**Task to complete**
Copy each line of the material beneath that holds the word "Microsoft".

**Data supplied**

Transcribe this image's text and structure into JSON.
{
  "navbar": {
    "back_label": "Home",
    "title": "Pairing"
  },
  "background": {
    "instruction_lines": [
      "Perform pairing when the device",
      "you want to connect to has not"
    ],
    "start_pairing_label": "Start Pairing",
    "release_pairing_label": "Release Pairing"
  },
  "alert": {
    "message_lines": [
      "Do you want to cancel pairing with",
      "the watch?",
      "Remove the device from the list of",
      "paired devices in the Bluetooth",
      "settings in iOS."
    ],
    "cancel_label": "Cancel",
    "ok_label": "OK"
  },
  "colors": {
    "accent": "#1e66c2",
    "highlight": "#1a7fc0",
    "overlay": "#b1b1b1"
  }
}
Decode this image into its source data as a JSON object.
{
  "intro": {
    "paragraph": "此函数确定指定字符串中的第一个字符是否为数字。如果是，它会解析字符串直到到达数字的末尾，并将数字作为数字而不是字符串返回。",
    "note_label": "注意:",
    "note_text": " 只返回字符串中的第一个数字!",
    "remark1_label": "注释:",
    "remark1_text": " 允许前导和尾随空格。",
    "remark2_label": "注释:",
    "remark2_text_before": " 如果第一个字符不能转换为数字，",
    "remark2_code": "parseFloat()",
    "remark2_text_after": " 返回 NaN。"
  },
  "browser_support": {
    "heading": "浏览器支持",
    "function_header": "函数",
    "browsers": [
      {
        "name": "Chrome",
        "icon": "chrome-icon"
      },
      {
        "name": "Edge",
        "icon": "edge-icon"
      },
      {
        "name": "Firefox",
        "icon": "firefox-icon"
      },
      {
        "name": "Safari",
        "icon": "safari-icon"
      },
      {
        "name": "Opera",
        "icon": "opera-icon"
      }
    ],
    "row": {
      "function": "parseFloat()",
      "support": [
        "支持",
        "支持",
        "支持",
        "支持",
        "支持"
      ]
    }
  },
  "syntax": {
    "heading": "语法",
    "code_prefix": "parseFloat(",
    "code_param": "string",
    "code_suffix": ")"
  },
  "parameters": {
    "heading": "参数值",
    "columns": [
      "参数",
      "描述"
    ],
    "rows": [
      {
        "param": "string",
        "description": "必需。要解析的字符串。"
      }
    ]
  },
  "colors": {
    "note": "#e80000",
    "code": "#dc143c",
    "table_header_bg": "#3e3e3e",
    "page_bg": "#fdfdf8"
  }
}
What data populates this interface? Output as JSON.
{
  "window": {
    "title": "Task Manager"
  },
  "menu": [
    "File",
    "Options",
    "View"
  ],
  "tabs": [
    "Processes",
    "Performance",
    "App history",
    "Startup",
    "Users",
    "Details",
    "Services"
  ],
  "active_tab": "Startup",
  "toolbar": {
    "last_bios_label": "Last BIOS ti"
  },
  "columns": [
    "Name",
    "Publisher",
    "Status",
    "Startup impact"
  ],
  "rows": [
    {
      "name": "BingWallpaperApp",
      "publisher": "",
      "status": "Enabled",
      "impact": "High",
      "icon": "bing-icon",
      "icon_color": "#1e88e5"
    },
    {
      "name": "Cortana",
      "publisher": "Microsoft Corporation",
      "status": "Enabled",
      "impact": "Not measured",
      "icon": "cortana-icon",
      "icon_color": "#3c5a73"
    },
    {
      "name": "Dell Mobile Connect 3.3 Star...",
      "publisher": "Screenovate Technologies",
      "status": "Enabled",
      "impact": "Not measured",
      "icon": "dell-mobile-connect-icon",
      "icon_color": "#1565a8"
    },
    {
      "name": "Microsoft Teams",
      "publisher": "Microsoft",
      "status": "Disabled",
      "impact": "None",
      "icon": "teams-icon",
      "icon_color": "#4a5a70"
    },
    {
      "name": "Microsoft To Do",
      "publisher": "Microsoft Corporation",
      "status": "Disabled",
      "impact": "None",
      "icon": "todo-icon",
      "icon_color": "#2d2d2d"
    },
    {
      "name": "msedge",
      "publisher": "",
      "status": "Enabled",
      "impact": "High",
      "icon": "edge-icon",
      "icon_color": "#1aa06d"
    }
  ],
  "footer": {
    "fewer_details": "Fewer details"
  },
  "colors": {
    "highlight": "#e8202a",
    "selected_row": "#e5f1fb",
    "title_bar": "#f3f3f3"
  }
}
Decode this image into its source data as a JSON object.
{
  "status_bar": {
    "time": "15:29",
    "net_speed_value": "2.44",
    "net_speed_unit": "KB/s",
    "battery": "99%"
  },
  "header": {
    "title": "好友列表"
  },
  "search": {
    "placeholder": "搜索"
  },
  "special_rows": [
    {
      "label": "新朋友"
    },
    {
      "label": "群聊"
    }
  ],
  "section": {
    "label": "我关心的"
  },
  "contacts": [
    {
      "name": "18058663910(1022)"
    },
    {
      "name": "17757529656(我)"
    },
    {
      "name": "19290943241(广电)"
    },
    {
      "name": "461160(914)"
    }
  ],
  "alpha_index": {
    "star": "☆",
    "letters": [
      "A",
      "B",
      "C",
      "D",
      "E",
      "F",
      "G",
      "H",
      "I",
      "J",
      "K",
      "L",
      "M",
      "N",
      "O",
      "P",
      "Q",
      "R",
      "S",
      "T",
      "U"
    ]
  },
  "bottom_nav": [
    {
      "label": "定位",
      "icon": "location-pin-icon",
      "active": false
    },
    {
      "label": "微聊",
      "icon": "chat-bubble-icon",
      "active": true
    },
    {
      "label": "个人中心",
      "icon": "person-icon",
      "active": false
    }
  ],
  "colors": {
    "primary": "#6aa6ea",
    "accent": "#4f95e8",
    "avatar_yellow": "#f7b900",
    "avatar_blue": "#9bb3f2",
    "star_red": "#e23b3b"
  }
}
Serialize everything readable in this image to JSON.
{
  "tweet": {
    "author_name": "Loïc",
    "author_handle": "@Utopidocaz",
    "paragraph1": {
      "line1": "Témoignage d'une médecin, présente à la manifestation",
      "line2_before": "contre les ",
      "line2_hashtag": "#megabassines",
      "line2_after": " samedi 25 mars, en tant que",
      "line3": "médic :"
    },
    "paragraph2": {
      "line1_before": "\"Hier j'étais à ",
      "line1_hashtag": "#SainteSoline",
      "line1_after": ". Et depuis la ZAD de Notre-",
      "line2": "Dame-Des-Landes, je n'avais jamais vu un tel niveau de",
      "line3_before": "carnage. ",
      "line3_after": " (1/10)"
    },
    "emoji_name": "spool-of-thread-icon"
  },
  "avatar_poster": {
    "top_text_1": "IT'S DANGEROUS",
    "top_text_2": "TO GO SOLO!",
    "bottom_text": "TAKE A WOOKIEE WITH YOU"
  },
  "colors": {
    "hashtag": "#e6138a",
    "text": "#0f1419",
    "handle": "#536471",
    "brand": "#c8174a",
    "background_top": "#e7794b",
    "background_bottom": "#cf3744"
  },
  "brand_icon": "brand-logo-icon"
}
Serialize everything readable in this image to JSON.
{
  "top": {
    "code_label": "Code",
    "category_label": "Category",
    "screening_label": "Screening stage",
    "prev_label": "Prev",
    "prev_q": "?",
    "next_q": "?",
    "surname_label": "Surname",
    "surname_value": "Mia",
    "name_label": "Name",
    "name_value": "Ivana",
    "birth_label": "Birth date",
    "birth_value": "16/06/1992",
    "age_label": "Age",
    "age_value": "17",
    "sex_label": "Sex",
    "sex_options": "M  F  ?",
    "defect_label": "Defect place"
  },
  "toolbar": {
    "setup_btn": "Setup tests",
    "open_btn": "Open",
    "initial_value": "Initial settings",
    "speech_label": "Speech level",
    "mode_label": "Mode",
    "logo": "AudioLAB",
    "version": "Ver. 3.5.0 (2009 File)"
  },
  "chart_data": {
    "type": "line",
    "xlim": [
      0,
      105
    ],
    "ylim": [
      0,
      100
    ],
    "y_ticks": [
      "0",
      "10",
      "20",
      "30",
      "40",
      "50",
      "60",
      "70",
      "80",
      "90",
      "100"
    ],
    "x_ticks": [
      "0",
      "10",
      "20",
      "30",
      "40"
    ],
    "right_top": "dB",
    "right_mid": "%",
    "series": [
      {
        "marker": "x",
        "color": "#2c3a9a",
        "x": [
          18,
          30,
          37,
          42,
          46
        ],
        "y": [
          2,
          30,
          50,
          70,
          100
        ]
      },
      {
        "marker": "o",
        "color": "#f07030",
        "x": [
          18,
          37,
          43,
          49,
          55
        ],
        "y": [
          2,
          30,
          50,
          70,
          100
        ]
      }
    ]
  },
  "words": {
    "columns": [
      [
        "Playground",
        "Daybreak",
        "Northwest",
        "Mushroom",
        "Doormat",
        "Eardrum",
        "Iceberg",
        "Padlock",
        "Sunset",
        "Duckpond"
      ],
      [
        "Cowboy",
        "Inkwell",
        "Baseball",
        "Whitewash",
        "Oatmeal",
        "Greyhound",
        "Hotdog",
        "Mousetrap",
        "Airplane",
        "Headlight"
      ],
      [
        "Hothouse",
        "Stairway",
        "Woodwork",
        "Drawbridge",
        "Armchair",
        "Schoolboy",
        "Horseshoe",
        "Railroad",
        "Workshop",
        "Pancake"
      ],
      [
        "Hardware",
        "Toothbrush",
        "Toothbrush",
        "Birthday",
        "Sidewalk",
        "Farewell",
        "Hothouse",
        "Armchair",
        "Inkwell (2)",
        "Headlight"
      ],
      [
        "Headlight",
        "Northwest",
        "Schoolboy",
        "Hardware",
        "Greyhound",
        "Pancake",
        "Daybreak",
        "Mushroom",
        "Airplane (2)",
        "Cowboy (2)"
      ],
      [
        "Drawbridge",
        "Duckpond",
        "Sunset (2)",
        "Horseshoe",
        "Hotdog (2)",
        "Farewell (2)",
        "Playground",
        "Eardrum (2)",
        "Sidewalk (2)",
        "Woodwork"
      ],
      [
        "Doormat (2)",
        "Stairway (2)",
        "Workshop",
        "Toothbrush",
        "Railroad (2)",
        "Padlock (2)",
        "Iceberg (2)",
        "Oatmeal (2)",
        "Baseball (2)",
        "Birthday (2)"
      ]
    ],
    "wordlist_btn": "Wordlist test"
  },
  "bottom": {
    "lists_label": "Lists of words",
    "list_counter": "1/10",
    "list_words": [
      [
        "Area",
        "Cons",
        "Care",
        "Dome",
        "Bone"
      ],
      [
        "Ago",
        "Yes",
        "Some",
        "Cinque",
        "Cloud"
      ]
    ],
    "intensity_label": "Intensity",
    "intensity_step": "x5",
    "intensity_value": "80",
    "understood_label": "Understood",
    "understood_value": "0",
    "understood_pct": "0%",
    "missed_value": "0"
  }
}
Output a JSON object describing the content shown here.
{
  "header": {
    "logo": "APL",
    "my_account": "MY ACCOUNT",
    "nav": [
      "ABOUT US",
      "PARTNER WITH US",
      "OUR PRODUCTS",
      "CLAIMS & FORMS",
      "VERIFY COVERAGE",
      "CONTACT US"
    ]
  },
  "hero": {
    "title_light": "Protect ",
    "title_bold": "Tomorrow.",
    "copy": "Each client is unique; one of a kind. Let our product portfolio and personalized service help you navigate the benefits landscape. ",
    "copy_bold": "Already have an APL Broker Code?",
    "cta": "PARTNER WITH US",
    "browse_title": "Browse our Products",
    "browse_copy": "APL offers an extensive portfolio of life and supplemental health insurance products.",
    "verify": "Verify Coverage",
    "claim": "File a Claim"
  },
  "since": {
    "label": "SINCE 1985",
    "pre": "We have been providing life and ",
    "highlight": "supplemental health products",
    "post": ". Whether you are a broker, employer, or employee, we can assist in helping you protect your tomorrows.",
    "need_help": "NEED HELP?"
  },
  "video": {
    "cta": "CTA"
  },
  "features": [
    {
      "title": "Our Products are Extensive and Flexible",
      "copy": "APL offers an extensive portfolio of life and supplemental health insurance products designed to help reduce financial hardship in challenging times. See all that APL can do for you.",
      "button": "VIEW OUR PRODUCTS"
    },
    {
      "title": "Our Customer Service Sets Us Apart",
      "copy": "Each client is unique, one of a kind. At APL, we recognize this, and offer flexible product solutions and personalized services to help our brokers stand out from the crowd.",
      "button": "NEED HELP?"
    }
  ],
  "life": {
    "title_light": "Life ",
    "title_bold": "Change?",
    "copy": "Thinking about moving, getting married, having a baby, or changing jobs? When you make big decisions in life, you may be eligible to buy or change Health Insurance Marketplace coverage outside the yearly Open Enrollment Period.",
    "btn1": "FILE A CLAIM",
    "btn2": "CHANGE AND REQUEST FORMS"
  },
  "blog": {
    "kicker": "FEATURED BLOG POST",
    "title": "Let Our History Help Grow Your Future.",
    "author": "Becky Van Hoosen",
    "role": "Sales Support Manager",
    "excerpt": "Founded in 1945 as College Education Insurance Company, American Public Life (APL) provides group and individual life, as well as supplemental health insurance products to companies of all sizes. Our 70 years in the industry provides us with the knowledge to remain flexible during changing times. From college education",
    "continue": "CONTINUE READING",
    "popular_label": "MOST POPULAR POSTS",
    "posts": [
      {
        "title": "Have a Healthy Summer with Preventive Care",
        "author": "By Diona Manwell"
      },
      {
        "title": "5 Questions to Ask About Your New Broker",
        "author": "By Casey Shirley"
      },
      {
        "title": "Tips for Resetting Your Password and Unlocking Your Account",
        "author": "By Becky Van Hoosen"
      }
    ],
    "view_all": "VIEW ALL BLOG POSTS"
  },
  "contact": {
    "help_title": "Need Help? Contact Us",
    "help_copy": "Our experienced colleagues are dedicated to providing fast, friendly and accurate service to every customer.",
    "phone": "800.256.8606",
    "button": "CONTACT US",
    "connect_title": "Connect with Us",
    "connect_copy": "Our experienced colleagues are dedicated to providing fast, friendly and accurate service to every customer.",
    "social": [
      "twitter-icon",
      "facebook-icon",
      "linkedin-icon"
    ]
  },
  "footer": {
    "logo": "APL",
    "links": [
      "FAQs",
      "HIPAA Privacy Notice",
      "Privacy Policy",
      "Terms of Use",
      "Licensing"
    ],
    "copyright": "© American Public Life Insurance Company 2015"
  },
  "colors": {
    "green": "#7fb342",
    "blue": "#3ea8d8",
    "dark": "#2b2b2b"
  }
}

**Finished task**
      "publisher": "Microsoft Corporation",
      "name": "Microsoft Teams",
      "publisher": "Microsoft",
      "name": "Microsoft To Do",
      "publisher": "Microsoft Corporation",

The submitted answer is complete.